For a period of several months, a huge star located more than 25,000 light-years from Earth got increasingly dimmer before eventually returning to its usual brightness. An obstruction of some kind likely caused this strange effect, but astronomers aren’t exactly sure what it is.
In early 2012, a red giant star known as VVV-WIT-08 began to show a gradual drop in luminosity (the “WIT” in the star’s name stands for “What Is This?”—more on that soon). This dimming continued until April of that year, when the star declined to 97% of its original brightness, making it virtually invisible. Gradually, the star, 100 times larger than the Sun, returned to its former glory. The whole thing from start to finish lasted about 200 days.
New research published late last week in Monthly Notices of the Royal Astronomical Society chronicles this strange event in detail, in which VVV-WIT-08 exhibited a “smooth, eclipse-like drop” in its usual luminosity. Astronomer Leigh Smith from Cambridge University’s Institute of Astronomy co-led the work.
Now, it is not uncommon for stars to experience dips in brightness. Causes are typically attributed to eclipsing companion stars or stars that naturally pulsate. What is unusual, however, is for a single blinking episode to last for such a long time.
Interestingly, there are analogues in the scientific literature. Giant star Epsilon Aurigae experiences a partial eclipse, in which it dims by about 50% every 27 years. Another star detected a few years ago, called TYC 2505-672-1, does something similar, with an eclipse occurring every 69 years. At 3.45 years, TYC 2505-672-1 features the longest stellar eclipse known to astronomers. In both cases, astronomers attribute a massive disc of orbiting dust as the likeliest cause.
There are other stars that seems to undergo regular dimming, so this might actually be a thing. And by thing, the astronomers are referring to a “population of long-period eclipsing binaries composed of late-type giant stars and opaque-disc-hosting companions,” as it’s described in the study. The nature of this massive disc of opaque dust, however, remains a mystery.
“It’s amazing that we just observed a dark, large and elongated object pass between us and the distant star and we can only speculate what its origin is,” Sergey Koposov, a co-author of the study and an astronomer with the University of Edinburgh, explained in a statement.
The team, which includes astronomers from Carnegie Mellon University, University College London, and several other institutions, detected the probable long-period eclipsing binary in data gathered by VISTA Variables in the Via Lactea survey (VVV) run by the European Southern Observatory. The dimming was also spotted in data collected by the Optical Gravitational Lensing Experiment (OGLE), a campaign managed by the University of Warsaw.

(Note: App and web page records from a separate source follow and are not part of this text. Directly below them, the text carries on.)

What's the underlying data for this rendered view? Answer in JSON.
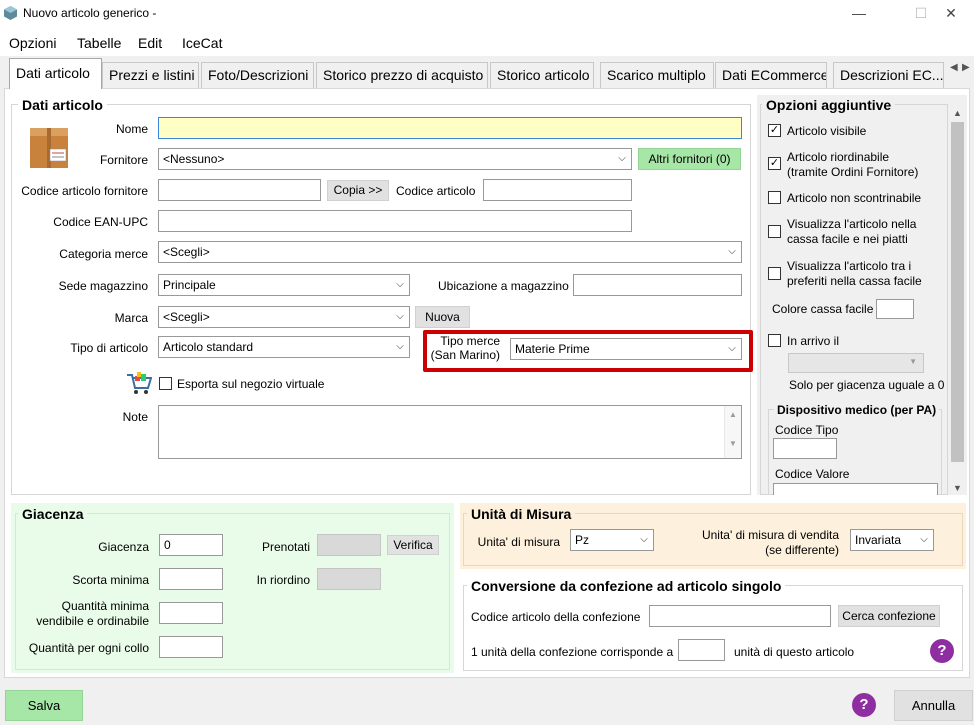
{
  "window": {
    "title": "Nuovo articolo generico -",
    "minimize": "—",
    "maximize": "☐",
    "close": "✕"
  },
  "menu": [
    "Opzioni",
    "Tabelle",
    "Edit",
    "IceCat"
  ],
  "tabs": [
    "Dati articolo",
    "Prezzi e listini",
    "Foto/Descrizioni",
    "Storico prezzo di acquisto",
    "Storico articolo",
    "Scarico multiplo",
    "Dati ECommerce",
    "Descrizioni  EC..."
  ],
  "dati_articolo": {
    "title": "Dati articolo",
    "nome_label": "Nome",
    "nome_value": "",
    "fornitore_label": "Fornitore",
    "fornitore_value": "<Nessuno>",
    "altri_fornitori_btn": "Altri fornitori (0)",
    "codice_fornitore_label": "Codice articolo fornitore",
    "copia_btn": "Copia >>",
    "codice_articolo_label": "Codice articolo",
    "ean_label": "Codice EAN-UPC",
    "categoria_label": "Categoria merce",
    "categoria_value": "<Scegli>",
    "sede_label": "Sede magazzino",
    "sede_value": "Principale",
    "ubicazione_label": "Ubicazione a magazzino",
    "marca_label": "Marca",
    "marca_value": "<Scegli>",
    "nuova_btn": "Nuova",
    "tipo_label": "Tipo di articolo",
    "tipo_value": "Articolo standard",
    "tipo_merce_label_1": "Tipo merce",
    "tipo_merce_label_2": "(San Marino)",
    "tipo_merce_value": "Materie Prime",
    "esporta_label": "Esporta sul negozio virtuale",
    "note_label": "Note"
  },
  "opzioni": {
    "title": "Opzioni aggiuntive",
    "items": [
      {
        "label1": "Articolo visibile",
        "label2": "",
        "checked": "✓"
      },
      {
        "label1": "Articolo riordinabile",
        "label2": "(tramite Ordini Fornitore)",
        "checked": "✓"
      },
      {
        "label1": "Articolo non scontrinabile",
        "label2": "",
        "checked": ""
      },
      {
        "label1": "Visualizza l'articolo nella",
        "label2": "cassa facile e nei piatti",
        "checked": ""
      },
      {
        "label1": "Visualizza l'articolo tra i",
        "label2": "preferiti nella cassa facile",
        "checked": ""
      }
    ],
    "colore_label": "Colore cassa facile",
    "in_arrivo_label": "In arrivo il",
    "solo_giacenza": "Solo per giacenza uguale a 0",
    "dispositivo_title": "Dispositivo medico (per PA)",
    "codice_tipo_label": "Codice Tipo",
    "codice_valore_label": "Codice Valore"
  },
  "giacenza": {
    "title": "Giacenza",
    "giacenza_label": "Giacenza",
    "giacenza_value": "0",
    "prenotati_label": "Prenotati",
    "verifica_btn": "Verifica",
    "scorta_label": "Scorta minima",
    "in_riordino_label": "In riordino",
    "qmin_label_1": "Quantità minima",
    "qmin_label_2": "vendibile e ordinabile",
    "qcollo_label": "Quantità per ogni collo"
  },
  "unita": {
    "title": "Unità di Misura",
    "misura_label": "Unita' di misura",
    "misura_value": "Pz",
    "vendita_label_1": "Unita' di misura di vendita",
    "vendita_label_2": "(se differente)",
    "vendita_value": "Invariata"
  },
  "conversione": {
    "title": "Conversione da confezione ad articolo singolo",
    "codice_label": "Codice articolo della confezione",
    "cerca_btn": "Cerca confezione",
    "unita_label": "1 unità della confezione corrisponde a",
    "unita_suffix": "unità di questo articolo"
  },
  "footer": {
    "salva_btn": "Salva",
    "annulla_btn": "Annulla",
    "help": "?"
  },
  "colors": {
    "highlight": "#cc0000",
    "yellow_field": "#ffffc5",
    "green_btn": "#a6e6a6",
    "help": "#8e2ea0"
  }
}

“Occasionally we find variable stars that don’t fit into any established category, which we call ‘what-is-this?’, or ‘WIT’ objects,” Philip Lucas, co-leader of the study and a professor at the University of Hertfordshire, said in the statement. “We really don’t know how these blinking giants came to be. It’s exciting to see such discoveries from VVV after so many years planning and gathering the data.”
Models made from the data point to an elliptical object with a uniform transparency. It’s also thick—somewhere around 23.2 million miles deep, or about a quarter the average distance from Earth to the Sun (AU). Uncertainties about the object’s orbit mean the scientists can’t be sure of its total size, with estimates ranging from tens of AU to hundreds of AU across (1 AU is 93 million miles, or 150 million kilometers).
In terms of an explanation, the team considered a chance encounter with an unidentified passing object, but they ruled that out, noting that “a chance alignment with the giant star requires an improbably large space density of dark foreground objects,” according to the study. Indeed, as their simulations showed, an impossibly large number of rogue, dark objects have to exist in the Milky Way for this theory to work. It’s far more likely, they argue, that the mystery object is orbitally bound to VVV-WIT-08.
Other theories proposed by the scientists include a debris disc produced by a white dwarf or black hole or a disc composed of matter stripped from the star itself. None of the proposed theories are great, but the authors said a possible mass transfer from the giant star is an “attractive” possibility.
“Despite intensive efforts, it is clear that we have left room for further work on this intriguing object!,” conclude the astronomers in their study. Should this population of binary objects exist, the Legacy Survey of Space and Time (LSST) campaign at the upcoming Vera Rubin Observatory is very likely to spot them. LSST was delayed by the covid-19 pandemic, and it likely won’t get started until late 2023.